Fall fishing means big blackfish, here’s a look at how you can put a true “togzilla” onboard your boat this season.
While jigging for blackfish is nothing new, the advantages of a tog jig are numerous and hard to ignore.
The right gear, electronics and boat positioning combine for an effective approach to fall blackfish.
When tautog sharpies around you start catching, it’s time to break out the jigs.
From New England through the Mid-Atlantic, the springtime tautog fishery is dominated by the use of soft baits.
The difference between scoring a limit of bulldog white chins versus a pail of borderline keepers comes down to how well you present these crusty crustaceans.
How a little underwater surveillance can change one’s strategic focus on whitechins.
Their hard-fighting and delicious qualities have made them one of the Northeast’s most popular inshore species.
Whether you fish the North or South Shore, light tackle can play big on blackfish under the right conditions.
A simple rigging suggestion to help improve your tautog take on the winter wrecks.
Join the dedicated group of hardcore bottom fishermen who spend a ridiculous amount of time in winter pursuit of “personal best” blackfish.
Try a light tackle focus on tautog and you may find a brand new way of prompting finicky blackfish to bite – and bite hard!

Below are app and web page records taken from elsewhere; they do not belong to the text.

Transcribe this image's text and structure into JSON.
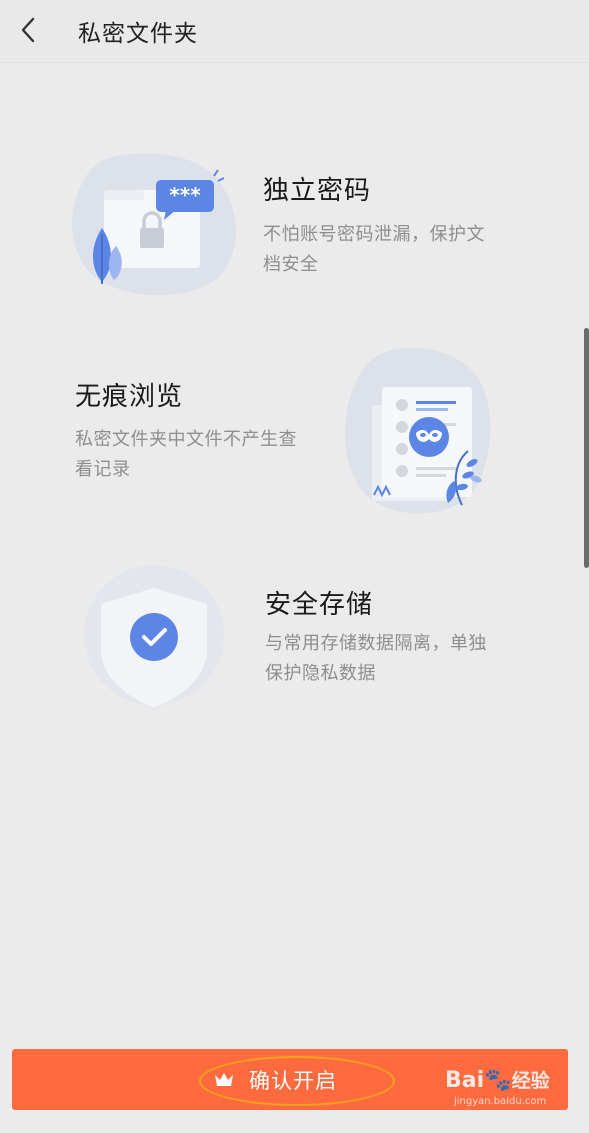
{
  "header": {
    "title": "私密文件夹",
    "back_icon": "chevron-left-icon"
  },
  "features": [
    {
      "title": "独立密码",
      "desc": "不怕账号密码泄漏，保护文档安全",
      "icon": "folder-lock-illustration"
    },
    {
      "title": "无痕浏览",
      "desc": "私密文件夹中文件不产生查看记录",
      "icon": "mask-document-illustration"
    },
    {
      "title": "安全存储",
      "desc": "与常用存储数据隔离，单独保护隐私数据",
      "icon": "shield-check-illustration"
    }
  ],
  "footer": {
    "confirm_label": "确认开启",
    "crown_icon": "crown-icon"
  },
  "watermark": {
    "brand": "Bai",
    "brand2": "经验",
    "url": "jingyan.baidu.com"
  },
  "colors": {
    "accent": "#ff6a3f",
    "illustration_blue": "#5b86e5",
    "annotation": "#f2a21b"
  }
}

A kayak provides the perfect vessel from which to target shallow-water blackfish in the fall.
From the days of heavy, tarred handlines to the jigs preferred by many today, the blackfish remains a fall staple throughout New England.
Long Island Sound is rich in rocky bottom that is ideal for housing structure-loving blackfish.
A how, where and why look at soft baits for April black sh.